Columbia College Chicago chooses EVS for file-based remote HD production
Columbia College Chicago, the largest private arts and media college in the U.S., has selected file-based video clip management software from EVS (www.evs.tv) to streamline the production process and help train media students on board a HD remote production truck.
The college's School of Media Arts' Television Department began its transition from a VTR environment to a tapeless workflow last fall, with the goal of having the complete new system in place by this summer. In total, four XT servers, two XS servers and their software controllers and content management systems including IPDirector, Insio and LSM controllers have been installed in the new training facilities (which includes new studios). The system is now being used for integrated studio production operations such as multifeed ingest, clip creation, media network management, live editing and media transfer to post production in tapeless mode.
Among the products installed on board the production truck is EVS' ingest control and review application for multicamera recording sessions and the Insio touch-screen application in order to simplify the workflow process.
A recent live comedy show entitled "Freq Out" was recorded at the college's new media production center using the truck and the Insio technology. Students managed the entire project from scriptwriting to post production.
Video footage is ingested directly to the 6-channel XT server (allowing eight audio tracks per video channel). The Insio application is used to create multiple video clips for each take during a shoot. Each clip is recorded on the XT series server via the (720p HD) Apple ProRes 422 codec. All unclipped material remains available on the server's recording train, offering security to the production team.

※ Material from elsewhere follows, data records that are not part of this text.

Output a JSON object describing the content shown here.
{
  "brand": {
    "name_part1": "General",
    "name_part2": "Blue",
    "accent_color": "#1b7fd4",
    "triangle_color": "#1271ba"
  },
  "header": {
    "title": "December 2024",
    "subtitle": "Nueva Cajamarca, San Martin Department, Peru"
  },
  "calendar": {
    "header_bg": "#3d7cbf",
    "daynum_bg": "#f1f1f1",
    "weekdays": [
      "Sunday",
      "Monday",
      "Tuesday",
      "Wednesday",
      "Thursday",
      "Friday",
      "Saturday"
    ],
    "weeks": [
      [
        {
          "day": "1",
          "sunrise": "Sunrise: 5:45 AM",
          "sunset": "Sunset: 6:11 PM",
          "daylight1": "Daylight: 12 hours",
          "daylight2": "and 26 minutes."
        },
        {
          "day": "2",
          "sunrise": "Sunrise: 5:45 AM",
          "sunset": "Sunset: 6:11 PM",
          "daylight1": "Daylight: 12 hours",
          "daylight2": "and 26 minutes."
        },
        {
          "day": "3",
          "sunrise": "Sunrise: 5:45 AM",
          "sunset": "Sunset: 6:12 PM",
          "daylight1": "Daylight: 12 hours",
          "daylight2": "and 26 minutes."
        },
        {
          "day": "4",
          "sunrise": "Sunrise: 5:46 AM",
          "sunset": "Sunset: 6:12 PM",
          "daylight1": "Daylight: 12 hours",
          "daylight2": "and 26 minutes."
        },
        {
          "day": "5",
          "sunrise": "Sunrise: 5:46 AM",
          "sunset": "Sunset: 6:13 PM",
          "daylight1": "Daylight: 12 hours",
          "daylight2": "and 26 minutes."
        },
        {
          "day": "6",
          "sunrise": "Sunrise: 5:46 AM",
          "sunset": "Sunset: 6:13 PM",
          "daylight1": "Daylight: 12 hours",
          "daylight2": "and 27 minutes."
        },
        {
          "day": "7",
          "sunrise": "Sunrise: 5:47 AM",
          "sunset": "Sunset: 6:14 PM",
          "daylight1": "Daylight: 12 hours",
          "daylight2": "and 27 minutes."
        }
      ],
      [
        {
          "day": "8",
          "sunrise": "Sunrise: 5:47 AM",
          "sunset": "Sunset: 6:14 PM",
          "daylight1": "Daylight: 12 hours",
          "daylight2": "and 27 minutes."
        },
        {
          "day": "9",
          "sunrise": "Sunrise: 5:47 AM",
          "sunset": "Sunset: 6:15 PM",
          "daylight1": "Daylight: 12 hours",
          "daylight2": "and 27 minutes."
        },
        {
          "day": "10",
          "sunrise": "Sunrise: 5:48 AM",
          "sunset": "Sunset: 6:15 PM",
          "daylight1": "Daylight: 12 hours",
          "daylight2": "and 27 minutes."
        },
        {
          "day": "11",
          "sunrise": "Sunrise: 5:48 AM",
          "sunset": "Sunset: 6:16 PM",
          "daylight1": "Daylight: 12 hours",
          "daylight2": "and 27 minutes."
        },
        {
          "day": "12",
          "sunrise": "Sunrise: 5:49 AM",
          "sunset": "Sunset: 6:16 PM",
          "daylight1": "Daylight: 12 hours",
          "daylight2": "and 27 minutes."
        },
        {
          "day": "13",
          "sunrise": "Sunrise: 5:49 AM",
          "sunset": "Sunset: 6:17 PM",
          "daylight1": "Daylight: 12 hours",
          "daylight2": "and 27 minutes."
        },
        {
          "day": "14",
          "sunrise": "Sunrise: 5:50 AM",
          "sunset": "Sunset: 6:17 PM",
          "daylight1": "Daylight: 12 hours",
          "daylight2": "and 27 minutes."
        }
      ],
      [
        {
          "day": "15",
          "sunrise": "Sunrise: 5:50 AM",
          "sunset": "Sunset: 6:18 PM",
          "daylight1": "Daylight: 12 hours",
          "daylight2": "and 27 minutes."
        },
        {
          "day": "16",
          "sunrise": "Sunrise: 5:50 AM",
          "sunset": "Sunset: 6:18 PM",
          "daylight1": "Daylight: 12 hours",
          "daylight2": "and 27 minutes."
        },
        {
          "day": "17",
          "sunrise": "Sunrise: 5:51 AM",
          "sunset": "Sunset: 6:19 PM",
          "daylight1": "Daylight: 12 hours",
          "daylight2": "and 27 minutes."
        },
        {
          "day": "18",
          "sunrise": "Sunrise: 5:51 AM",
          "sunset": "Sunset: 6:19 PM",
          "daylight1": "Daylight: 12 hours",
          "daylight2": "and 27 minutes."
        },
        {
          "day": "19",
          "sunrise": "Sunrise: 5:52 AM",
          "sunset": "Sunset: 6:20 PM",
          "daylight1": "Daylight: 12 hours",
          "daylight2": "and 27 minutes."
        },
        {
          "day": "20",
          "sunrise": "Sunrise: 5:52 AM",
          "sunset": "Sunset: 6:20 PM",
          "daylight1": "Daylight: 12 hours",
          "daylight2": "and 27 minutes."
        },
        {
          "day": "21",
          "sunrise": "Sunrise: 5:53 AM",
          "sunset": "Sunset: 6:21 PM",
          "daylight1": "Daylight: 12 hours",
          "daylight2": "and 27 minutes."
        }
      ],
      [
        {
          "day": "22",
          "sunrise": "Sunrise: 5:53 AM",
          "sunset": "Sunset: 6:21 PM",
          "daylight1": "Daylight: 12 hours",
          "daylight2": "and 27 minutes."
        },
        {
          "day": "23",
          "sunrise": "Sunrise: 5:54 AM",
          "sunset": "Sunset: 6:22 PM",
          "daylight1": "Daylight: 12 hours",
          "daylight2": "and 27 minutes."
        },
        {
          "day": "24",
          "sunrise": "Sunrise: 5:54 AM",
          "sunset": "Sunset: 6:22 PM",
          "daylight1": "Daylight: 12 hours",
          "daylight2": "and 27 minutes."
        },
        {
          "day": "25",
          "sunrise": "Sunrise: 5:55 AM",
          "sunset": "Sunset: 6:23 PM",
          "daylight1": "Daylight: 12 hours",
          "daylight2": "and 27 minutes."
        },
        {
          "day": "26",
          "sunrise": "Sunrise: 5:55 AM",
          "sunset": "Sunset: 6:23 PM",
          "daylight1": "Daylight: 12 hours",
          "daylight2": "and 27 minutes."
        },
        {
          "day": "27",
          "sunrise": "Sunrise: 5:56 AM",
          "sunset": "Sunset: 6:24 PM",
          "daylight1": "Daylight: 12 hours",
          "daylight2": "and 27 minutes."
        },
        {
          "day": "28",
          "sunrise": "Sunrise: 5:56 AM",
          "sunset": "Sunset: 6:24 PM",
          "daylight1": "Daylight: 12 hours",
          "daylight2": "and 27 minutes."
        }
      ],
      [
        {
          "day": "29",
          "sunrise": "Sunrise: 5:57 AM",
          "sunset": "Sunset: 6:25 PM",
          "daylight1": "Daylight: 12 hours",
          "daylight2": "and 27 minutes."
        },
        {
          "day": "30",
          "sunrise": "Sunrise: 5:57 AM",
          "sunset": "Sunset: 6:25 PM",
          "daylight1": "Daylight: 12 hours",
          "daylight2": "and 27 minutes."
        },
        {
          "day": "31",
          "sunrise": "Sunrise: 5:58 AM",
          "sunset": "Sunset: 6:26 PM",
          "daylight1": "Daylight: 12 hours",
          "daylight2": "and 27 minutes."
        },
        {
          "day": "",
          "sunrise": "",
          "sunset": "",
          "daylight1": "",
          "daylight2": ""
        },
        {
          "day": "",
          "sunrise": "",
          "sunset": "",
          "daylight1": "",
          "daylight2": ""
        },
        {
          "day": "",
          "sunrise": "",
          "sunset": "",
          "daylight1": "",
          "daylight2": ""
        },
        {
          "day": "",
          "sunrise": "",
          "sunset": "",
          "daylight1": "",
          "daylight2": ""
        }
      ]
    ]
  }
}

Operators can transfer clips created on the XT servers directly to XF2 removable disks storage platforms (based on SATA storage architecture). Upon completion of the production, disks containing all footage are sent to post production for final editing on Final Cut Pro stations. With the material being natively saved in ProRes422 codec, along with audio/video and metadata media wrapped in Apple Quicktime Ref file format, editors can immediately start their montage without transcoding as well as instantly access five different camera angles and a program cut related to the same timecode.
Dave Mason, Television Department chief engineer, Columbia College Chicago, said the Insio suite of tools gave them instant access to material and was easy for the students to learn.